It’s easy to be “led down the garden path” as a safety practitioner. Let me explain. Or rather, I’ll let Thomas Sowell do the explaining. In 1995, Sowell wrote the best-seller, Vision of the Anointed (published by BasicBooks, a member of the Perseus Books Group). The “anointed” are crusaders — advocates in positions of authority or influence, champions of causes — who believe they know what to do and the populace does not. How many crusades have we seen in safety, how many trips down the garden path? Think of the asbestos crisis, the ergonomics epidemic, the fallout after Bhopal. In retrospect, such crises are rarely as bad as depicted. But don’t tell that to the anointed. Sowell details their four-step plan:

Stage 1: The “Crisis”

Some situation exists, and the anointed propose to eliminate its negative aspects. The situation is characterized as a crisis, even though all human situations have negative aspects and despite the fact that no evidence shows this situation to be either uniquely grave or about to intensify. Sometimes, the situation has, in fact, been improving. For example: Despite Ralph Nader’s argument that automakers paid little attention to safety, motor vehicle death rates per million passenger miles fell over the years, from 17.9 in 1925 to 5.5 in 1965, the year Nader’s Unsafe At Any Speed was published. This trend continued as the rate dropped to 4.9 five years later, after federal automobile safety legislation inspired by Nader was enacted.

“Naderites” and the regulations they inspired have been widely credited with subsequent reductions in auto fatality rates, usually by those who are either unaware of, or choose to ignore, the (already existing) downward trend. In short, the era of so-called corporate greed and the presumably ignorant and helpless consumer saw dramatic improvements in safety before the anointed came to the rescue.
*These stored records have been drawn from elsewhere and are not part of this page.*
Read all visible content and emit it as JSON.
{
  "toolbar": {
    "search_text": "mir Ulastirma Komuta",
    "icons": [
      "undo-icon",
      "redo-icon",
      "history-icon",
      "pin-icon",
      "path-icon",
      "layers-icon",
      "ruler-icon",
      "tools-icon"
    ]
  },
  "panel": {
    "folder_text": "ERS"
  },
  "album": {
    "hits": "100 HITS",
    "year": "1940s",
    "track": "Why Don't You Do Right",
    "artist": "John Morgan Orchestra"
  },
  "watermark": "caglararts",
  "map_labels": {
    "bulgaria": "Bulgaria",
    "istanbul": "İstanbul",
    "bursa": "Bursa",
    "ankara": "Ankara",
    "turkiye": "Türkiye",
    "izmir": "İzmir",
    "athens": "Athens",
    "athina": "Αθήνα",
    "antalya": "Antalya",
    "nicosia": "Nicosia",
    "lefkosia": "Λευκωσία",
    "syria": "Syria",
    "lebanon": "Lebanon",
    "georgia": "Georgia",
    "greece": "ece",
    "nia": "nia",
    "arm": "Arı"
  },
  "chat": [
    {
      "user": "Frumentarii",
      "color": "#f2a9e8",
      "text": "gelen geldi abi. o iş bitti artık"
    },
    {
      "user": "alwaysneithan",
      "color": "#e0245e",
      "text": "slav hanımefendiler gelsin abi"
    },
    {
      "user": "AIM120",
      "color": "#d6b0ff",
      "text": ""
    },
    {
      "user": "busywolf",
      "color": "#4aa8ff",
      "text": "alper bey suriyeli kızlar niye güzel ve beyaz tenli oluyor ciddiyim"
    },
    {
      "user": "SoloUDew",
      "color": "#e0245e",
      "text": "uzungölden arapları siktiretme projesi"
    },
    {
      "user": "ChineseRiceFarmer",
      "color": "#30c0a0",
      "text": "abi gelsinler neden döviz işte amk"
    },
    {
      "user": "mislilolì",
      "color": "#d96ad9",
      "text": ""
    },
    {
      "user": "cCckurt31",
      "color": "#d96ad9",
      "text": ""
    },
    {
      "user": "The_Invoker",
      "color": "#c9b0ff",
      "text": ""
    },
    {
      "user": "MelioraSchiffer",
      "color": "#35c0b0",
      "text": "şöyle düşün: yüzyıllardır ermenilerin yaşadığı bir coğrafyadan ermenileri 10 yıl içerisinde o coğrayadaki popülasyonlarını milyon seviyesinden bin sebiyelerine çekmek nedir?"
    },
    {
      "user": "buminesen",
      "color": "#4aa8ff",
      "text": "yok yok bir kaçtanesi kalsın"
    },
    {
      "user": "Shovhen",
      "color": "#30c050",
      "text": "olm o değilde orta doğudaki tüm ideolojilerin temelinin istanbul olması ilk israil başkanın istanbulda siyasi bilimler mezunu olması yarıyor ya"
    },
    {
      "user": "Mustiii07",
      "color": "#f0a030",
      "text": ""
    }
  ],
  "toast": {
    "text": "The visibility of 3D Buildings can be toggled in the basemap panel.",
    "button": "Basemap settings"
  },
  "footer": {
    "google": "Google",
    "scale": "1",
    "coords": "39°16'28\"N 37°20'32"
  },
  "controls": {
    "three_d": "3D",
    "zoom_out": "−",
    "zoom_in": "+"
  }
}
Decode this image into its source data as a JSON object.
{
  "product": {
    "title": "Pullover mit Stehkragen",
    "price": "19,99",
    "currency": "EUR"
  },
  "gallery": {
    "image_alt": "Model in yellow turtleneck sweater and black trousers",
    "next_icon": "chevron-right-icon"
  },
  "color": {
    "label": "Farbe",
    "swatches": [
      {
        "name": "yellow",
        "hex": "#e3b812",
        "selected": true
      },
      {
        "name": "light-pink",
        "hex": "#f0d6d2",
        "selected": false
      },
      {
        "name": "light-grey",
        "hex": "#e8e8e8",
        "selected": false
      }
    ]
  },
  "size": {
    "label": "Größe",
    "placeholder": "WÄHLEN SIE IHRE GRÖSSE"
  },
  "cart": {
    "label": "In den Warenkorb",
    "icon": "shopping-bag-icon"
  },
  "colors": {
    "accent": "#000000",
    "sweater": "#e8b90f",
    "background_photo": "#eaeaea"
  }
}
Stage 2: The “Solution”

The anointed advocate policies to end the “crisis,” saying their implementation will produce positive results “A.” Critics argue that such policies will lead to detrimental result “Z.” The anointed dismiss these claims as absurd and simplistic. Remember, the anointed believe they know more than the general public, and tend toward categorical decisions (one answer fits every situation), prescribing solutions without considering trade-offs or costs.

Stage 3: The “Results”

Policies are instituted, producing detrimental result “Z.” Consider, for example, the result of the war on poverty. In 1960, the number of people living below the poverty level was one-half of that in 1950. Since the “war” began, however, the number is eight times higher. Consider also current trends in violence, drugs, etc. Some would place OSHA, EPA and similar groups in this category.

Stage 4: The “Response”

Those who attribute detrimental result “Z” to the policies instituted are dismissed as simplistic. The anointed argue that people are ignoring the complexities involved. Critics are forced to prove — with certainty — that these policies alone caused the negative outcome. No burden of proof rests on those who so confidently predicted improvement. In fact, they often assert that the situation would be more grave were it not for their policies.

The safety professional’s role

Is it not the safety professional’s role to sort through media hype and political “crises” for executives, managers, team leaders and employees so their organization is not led down the garden path, or off on another crusade? The opportunity is there. Safety professionals have greater access to top executives and should be able to accomplish more than ever. This is due to a variety of factors: management’s fear of liabilities and risk, social responsibility in the age of globalization, the need to protect brand image, growing executive interest in going from “good to great.” Just look at the explosive growth of OSHA’s Voluntary Protection Program.

But in many organizations safety programs have missed these opportunities, which renders them (and often practitioners) more irrelevant to upper management. That’s primarily due to a decades-long preoccupation on regulatory compliance, instead of effecting change in management systems and the behavioral environment.

Upper management has not resisted this “preoccupation.” It never truly grasped its role in safety (nor that of safety personnel) and prefers to avoid fines and bad publicity.

Since a philosophy that stresses regulatory compliance is diametrically opposed to one that focuses on culture building, employee empowerment and team building, companies face major decisions: which way should they go? Should they build a culture where decisions are shared with the workforce, or simply acquiesce with decisions made by the anointed?

This is the second in Dr. Petersen’s series applying lessons from best-selling books to safety. Last month Built to Last by James C. Collins and Jerry I. Porras was studied. Next month: The Death of Common Sense, by Philip K. Howard.